[Items listed in a dataset]
• • •
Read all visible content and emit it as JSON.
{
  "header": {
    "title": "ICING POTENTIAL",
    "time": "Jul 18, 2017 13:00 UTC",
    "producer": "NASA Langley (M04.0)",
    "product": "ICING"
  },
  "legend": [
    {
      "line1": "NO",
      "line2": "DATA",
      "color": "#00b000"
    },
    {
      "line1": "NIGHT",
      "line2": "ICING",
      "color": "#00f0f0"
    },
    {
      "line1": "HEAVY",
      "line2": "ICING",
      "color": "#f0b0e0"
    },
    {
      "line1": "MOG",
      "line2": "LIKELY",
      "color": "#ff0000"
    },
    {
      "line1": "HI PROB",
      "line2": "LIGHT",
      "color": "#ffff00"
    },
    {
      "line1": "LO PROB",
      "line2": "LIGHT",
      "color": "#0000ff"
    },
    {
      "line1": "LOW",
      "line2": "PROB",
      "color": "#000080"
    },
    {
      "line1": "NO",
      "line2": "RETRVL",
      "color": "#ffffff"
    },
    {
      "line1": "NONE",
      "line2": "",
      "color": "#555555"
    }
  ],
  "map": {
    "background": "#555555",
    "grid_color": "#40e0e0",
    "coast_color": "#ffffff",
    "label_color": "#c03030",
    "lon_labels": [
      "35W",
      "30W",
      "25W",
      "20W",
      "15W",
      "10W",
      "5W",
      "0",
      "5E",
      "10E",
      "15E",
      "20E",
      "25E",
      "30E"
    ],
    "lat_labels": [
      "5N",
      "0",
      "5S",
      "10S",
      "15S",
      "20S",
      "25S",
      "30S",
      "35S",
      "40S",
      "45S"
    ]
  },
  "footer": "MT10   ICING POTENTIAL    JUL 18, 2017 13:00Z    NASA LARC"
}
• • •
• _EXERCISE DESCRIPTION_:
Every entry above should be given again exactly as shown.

• _OUTPUT OF THE EXERCISE_:
Read all visible content and emit it as JSON.
{
  "header": {
    "title": "ICING POTENTIAL",
    "time": "Jul 18, 2017 13:00 UTC",
    "producer": "NASA Langley (M04.0)",
    "product": "ICING"
  },
  "legend": [
    {
      "line1": "NO",
      "line2": "DATA",
      "color": "#00b000"
    },
    {
      "line1": "NIGHT",
      "line2": "ICING",
      "color": "#00f0f0"
    },
    {
      "line1": "HEAVY",
      "line2": "ICING",
      "color": "#f0b0e0"
    },
    {
      "line1": "MOG",
      "line2": "LIKELY",
      "color": "#ff0000"
    },
    {
      "line1": "HI PROB",
      "line2": "LIGHT",
      "color": "#ffff00"
    },
    {
      "line1": "LO PROB",
      "line2": "LIGHT",
      "color": "#0000ff"
    },
    {
      "line1": "LOW",
      "line2": "PROB",
      "color": "#000080"
    },
    {
      "line1": "NO",
      "line2": "RETRVL",
      "color": "#ffffff"
    },
    {
      "line1": "NONE",
      "line2": "",
      "color": "#555555"
    }
  ],
  "map": {
    "background": "#555555",
    "grid_color": "#40e0e0",
    "coast_color": "#ffffff",
    "label_color": "#c03030",
    "lon_labels": [
      "35W",
      "30W",
      "25W",
      "20W",
      "15W",
      "10W",
      "5W",
      "0",
      "5E",
      "10E",
      "15E",
      "20E",
      "25E",
      "30E"
    ],
    "lat_labels": [
      "5N",
      "0",
      "5S",
      "10S",
      "15S",
      "20S",
      "25S",
      "30S",
      "35S",
      "40S",
      "45S"
    ]
  },
  "footer": "MT10   ICING POTENTIAL    JUL 18, 2017 13:00Z    NASA LARC"
}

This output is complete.